WHAT THE TASK REQUIRES: Everything in the records is to be written out exactly, except the pictures.

LISTED ENTRIES:
=-=-=

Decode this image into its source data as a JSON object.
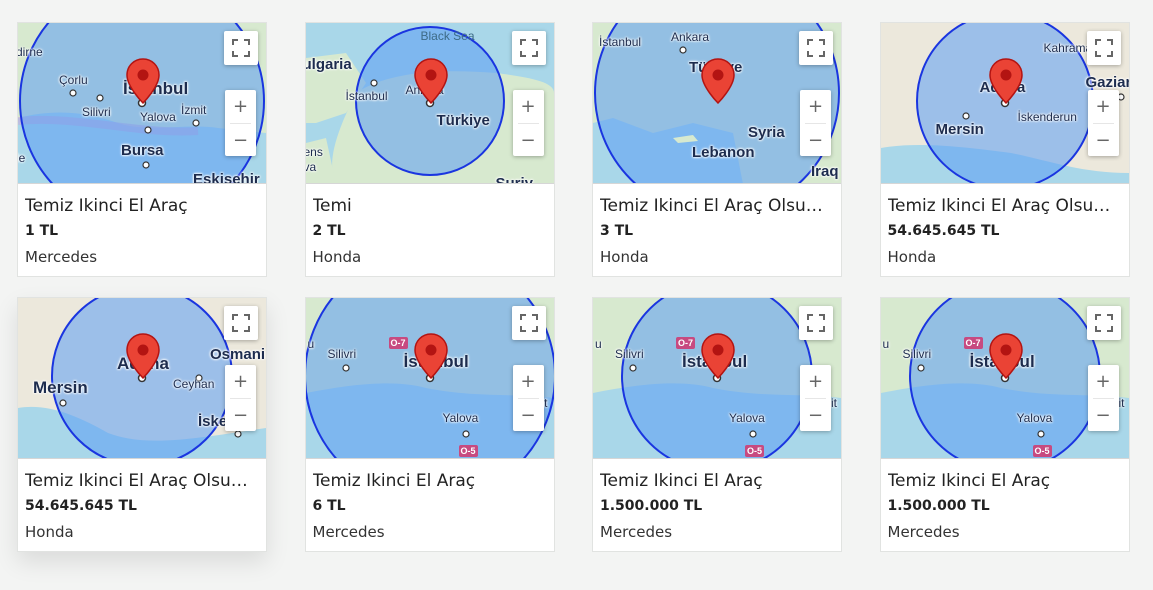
{
  "controls": {
    "fullscreen": "fullscreen-icon",
    "zoom_in": "+",
    "zoom_out": "−"
  },
  "listings": [
    {
      "title": "Temiz Ikinci El Araç",
      "price": "1 TL",
      "brand": "Mercedes",
      "map": {
        "land": "#d7e9cf",
        "labels": [
          "İstanbul",
          "Çorlu",
          "Silivri",
          "Yalova",
          "İzmit",
          "Bursa",
          "Eskişehir",
          "dirne",
          "le"
        ]
      }
    },
    {
      "title": "Temi",
      "price": "2 TL",
      "brand": "Honda",
      "map": {
        "land": "#d7e9cf",
        "labels": [
          "Black Sea",
          "ulgaria",
          "İstanbul",
          "Ankara",
          "Türkiye",
          "ens",
          "va",
          "Suriy"
        ]
      }
    },
    {
      "title": "Temiz Ikinci El Araç Olsun Diye Alındı",
      "price": "3 TL",
      "brand": "Honda",
      "map": {
        "land": "#d7e9cf",
        "labels": [
          "İstanbul",
          "Ankara",
          "Türkiye",
          "Syria",
          "Lebanon",
          "Iraq"
        ]
      }
    },
    {
      "title": "Temiz Ikinci El Araç Olsun Diye Alındı",
      "price": "54.645.645 TL",
      "brand": "Honda",
      "map": {
        "land": "#ece8dc",
        "labels": [
          "Kahraman",
          "Gaziant",
          "Adana",
          "Mersin",
          "İskenderun"
        ]
      }
    },
    {
      "title": "Temiz Ikinci El Araç Olsun Diye Alındı",
      "price": "54.645.645 TL",
      "brand": "Honda",
      "map": {
        "land": "#ece8dc",
        "labels": [
          "Osmani",
          "Adana",
          "Ceyhan",
          "Mersin",
          "İskende"
        ]
      }
    },
    {
      "title": "Temiz Ikinci El Araç",
      "price": "6 TL",
      "brand": "Mercedes",
      "map": {
        "land": "#d7e9cf",
        "labels": [
          "u",
          "Silivri",
          "O-7",
          "İstanbul",
          "Yalova",
          "O-5",
          "it"
        ]
      }
    },
    {
      "title": "Temiz Ikinci El Araç",
      "price": "1.500.000 TL",
      "brand": "Mercedes",
      "map": {
        "land": "#d7e9cf",
        "labels": [
          "u",
          "Silivri",
          "O-7",
          "İstanbul",
          "Yalova",
          "O-5",
          "mit"
        ]
      }
    },
    {
      "title": "Temiz Ikinci El Araç",
      "price": "1.500.000 TL",
      "brand": "Mercedes",
      "map": {
        "land": "#d7e9cf",
        "labels": [
          "u",
          "Silivri",
          "O-7",
          "İstanbul",
          "Yalova",
          "O-5",
          "mit"
        ]
      }
    }
  ]
}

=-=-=

YOUR SOLUTION:
Decode this image into its source data as a JSON object.
{
  "controls": {
    "fullscreen": "fullscreen-icon",
    "zoom_in": "+",
    "zoom_out": "−"
  },
  "listings": [
    {
      "title": "Temiz Ikinci El Araç",
      "price": "1 TL",
      "brand": "Mercedes",
      "map": {
        "land": "#d7e9cf",
        "labels": [
          "İstanbul",
          "Çorlu",
          "Silivri",
          "Yalova",
          "İzmit",
          "Bursa",
          "Eskişehir",
          "dirne",
          "le"
        ]
      }
    },
    {
      "title": "Temi",
      "price": "2 TL",
      "brand": "Honda",
      "map": {
        "land": "#d7e9cf",
        "labels": [
          "Black Sea",
          "ulgaria",
          "İstanbul",
          "Ankara",
          "Türkiye",
          "ens",
          "va",
          "Suriy"
        ]
      }
    },
    {
      "title": "Temiz Ikinci El Araç Olsun Diye Alındı",
      "price": "3 TL",
      "brand": "Honda",
      "map": {
        "land": "#d7e9cf",
        "labels": [
          "İstanbul",
          "Ankara",
          "Türkiye",
          "Syria",
          "Lebanon",
          "Iraq"
        ]
      }
    },
    {
      "title": "Temiz Ikinci El Araç Olsun Diye Alındı",
      "price": "54.645.645 TL",
      "brand": "Honda",
      "map": {
        "land": "#ece8dc",
        "labels": [
          "Kahraman",
          "Gaziant",
          "Adana",
          "Mersin",
          "İskenderun"
        ]
      }
    },
    {
      "title": "Temiz Ikinci El Araç Olsun Diye Alındı",
      "price": "54.645.645 TL",
      "brand": "Honda",
      "map": {
        "land": "#ece8dc",
        "labels": [
          "Osmani",
          "Adana",
          "Ceyhan",
          "Mersin",
          "İskende"
        ]
      }
    },
    {
      "title": "Temiz Ikinci El Araç",
      "price": "6 TL",
      "brand": "Mercedes",
      "map": {
        "land": "#d7e9cf",
        "labels": [
          "u",
          "Silivri",
          "O-7",
          "İstanbul",
          "Yalova",
          "O-5",
          "it"
        ]
      }
    },
    {
      "title": "Temiz Ikinci El Araç",
      "price": "1.500.000 TL",
      "brand": "Mercedes",
      "map": {
        "land": "#d7e9cf",
        "labels": [
          "u",
          "Silivri",
          "O-7",
          "İstanbul",
          "Yalova",
          "O-5",
          "mit"
        ]
      }
    },
    {
      "title": "Temiz Ikinci El Araç",
      "price": "1.500.000 TL",
      "brand": "Mercedes",
      "map": {
        "land": "#d7e9cf",
        "labels": [
          "u",
          "Silivri",
          "O-7",
          "İstanbul",
          "Yalova",
          "O-5",
          "mit"
        ]
      }
    }
  ]
}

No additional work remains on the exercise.